Of course, personal protection only goes so far in the fight against COVID-19. We must all remain vigilant and vow to protect one another, too. And the simplest way to do just that is to mask up and keep your distanceor just stay home.

Protect yourself, protect others

We now know for a fact that COVID-19 spreads through droplets and aerosols—those small particles that can hover in the air for hours at high enough levels to infect, especially in poorly ventilated, enclosed, and crowded spaces.

We also know that mask-wearing offers critical protection. In fact, two new reviews of scientific literature show that if everyone wore a mask, it would dramatically reduce COVID-19 spread.3

The first report looked at over 100 studies on mask-wearing. And researchers not only found that masks are safe and effective against COVID-19, but they also debunked a lot of the myths out there about mask-wearing in the process. (For example, masks won’t raise your carbon dioxide levels or decrease your oxygen levels.)

The second report focused on front-line healthcare workers. And two strong conclusions emerged: Using N95 or surgical masks all the time significantly lowered risk of infection. But wearing any mask significantly lowered risk of infection, too… when compared to no mask at all.

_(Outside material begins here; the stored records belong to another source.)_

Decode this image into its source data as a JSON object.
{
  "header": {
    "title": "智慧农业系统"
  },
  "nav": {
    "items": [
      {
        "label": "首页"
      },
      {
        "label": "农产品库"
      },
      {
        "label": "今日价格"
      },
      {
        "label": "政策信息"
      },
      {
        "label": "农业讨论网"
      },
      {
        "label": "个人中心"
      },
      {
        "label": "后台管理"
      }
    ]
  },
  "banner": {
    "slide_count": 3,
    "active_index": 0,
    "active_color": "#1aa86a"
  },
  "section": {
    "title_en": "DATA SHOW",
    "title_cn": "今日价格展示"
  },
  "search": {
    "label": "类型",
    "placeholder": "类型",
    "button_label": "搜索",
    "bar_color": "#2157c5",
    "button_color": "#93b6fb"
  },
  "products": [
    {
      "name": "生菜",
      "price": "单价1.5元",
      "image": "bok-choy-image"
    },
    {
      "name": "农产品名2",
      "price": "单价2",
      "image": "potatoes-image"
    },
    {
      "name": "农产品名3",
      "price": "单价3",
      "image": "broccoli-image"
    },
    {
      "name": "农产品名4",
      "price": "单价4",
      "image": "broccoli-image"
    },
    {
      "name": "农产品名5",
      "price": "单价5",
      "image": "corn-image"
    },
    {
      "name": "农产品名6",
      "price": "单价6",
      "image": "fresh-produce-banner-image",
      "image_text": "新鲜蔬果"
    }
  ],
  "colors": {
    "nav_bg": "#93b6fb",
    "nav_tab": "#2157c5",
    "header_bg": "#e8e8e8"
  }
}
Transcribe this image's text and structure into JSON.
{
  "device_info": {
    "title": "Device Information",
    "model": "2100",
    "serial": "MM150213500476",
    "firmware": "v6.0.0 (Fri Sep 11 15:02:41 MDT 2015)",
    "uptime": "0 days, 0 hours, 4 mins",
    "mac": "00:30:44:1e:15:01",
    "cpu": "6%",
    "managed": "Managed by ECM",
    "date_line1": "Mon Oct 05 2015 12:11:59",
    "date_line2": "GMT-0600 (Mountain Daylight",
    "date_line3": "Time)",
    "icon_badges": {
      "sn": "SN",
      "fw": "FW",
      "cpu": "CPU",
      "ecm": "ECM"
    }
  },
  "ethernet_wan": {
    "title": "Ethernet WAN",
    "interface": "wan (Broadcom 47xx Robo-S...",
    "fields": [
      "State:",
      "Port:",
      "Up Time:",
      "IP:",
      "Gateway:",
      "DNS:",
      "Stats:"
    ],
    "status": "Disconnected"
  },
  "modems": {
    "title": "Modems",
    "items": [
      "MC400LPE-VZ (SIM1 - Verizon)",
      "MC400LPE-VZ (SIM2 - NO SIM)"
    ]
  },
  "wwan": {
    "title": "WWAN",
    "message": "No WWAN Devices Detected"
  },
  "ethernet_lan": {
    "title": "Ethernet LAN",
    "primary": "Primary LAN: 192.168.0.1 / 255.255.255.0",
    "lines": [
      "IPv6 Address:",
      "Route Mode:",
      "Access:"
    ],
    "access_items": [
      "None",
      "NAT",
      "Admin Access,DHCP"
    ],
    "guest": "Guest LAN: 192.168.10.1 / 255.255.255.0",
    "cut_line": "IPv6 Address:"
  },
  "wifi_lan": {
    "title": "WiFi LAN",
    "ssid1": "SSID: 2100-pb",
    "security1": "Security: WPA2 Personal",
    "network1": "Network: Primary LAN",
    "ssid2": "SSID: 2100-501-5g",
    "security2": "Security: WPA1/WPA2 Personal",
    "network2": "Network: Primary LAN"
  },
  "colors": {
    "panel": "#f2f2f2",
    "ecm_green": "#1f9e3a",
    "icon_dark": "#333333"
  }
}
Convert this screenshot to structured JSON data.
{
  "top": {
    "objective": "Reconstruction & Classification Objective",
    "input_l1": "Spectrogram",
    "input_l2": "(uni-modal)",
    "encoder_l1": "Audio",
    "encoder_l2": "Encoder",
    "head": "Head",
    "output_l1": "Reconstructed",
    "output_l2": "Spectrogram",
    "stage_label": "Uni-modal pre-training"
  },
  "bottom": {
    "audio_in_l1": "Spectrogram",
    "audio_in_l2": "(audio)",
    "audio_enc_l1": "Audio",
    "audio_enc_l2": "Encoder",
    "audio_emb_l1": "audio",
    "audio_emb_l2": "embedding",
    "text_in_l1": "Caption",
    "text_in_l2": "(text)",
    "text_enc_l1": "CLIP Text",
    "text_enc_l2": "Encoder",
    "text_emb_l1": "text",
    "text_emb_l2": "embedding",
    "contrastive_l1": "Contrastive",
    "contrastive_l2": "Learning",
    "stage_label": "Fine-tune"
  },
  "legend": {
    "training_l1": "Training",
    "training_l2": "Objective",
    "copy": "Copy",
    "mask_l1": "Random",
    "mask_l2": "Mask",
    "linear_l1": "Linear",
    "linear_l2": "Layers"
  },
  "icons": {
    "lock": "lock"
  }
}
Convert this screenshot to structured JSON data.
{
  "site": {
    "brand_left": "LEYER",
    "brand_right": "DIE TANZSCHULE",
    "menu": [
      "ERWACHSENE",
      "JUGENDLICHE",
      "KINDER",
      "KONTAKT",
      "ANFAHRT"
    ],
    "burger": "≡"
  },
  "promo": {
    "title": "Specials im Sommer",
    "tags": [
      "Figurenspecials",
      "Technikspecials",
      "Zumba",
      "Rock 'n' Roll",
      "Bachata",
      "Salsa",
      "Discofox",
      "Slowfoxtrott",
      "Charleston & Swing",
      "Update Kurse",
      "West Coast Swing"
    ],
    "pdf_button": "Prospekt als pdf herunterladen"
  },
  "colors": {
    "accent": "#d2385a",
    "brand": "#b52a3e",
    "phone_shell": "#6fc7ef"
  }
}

Of course, let’s not forget that one of the most important reasons for everyone to wear a mask is to keep people who don’t realize they are infected from spreading the virus to others. (This happens more often than you might think. In fact, more than half of all COVID-19 transmissions come from unsuspecting patients with no symptoms at all.4)

I understand that masks may be inconvenient and uncomfortable, but they’re also incredibly important. So if you must leave your house, be sure to wear one, keep your distance, and wash your hands with soap and water, thoroughly and often. Otherwise, just stay home and take advantage of the various contactless delivery or pick-up options available nowadays instead.

Because the personal sacrifices we make today will only make for a brighter tomorrow. There is a light at the end of this tunnel. And if history has taught us anything, it’s that we must continue learning, adapting, and growing in order to get there.

References:

  1. Daneshkhah A, et al. The Possible Role of Vitamin D in Suppressing Cytokine Storm and Associated Mortality in COVID-19 Patients. medRxiv, Posted April 30, 2020;
  2. “Researchers use ‘big data’ approach to identify melatonin as possible COVID-19 treatment.” Science Daily, 11/09/2020. (sciencedaily.com/releases/2020/11/201109152223.htm)
  3. “Face Masks Protect Wearers, Others From COVID: Studies.” Medscape Medical News, 12/31/2020. (medscape.com/viewarticle/943412)
  4. “Over Half of COVID Transmission May Occur via Asymptomatic People.” Medscape Medical News, 01/07/21. (medscape.com/viewarticle/943762)

 


CLOSE
CLOSE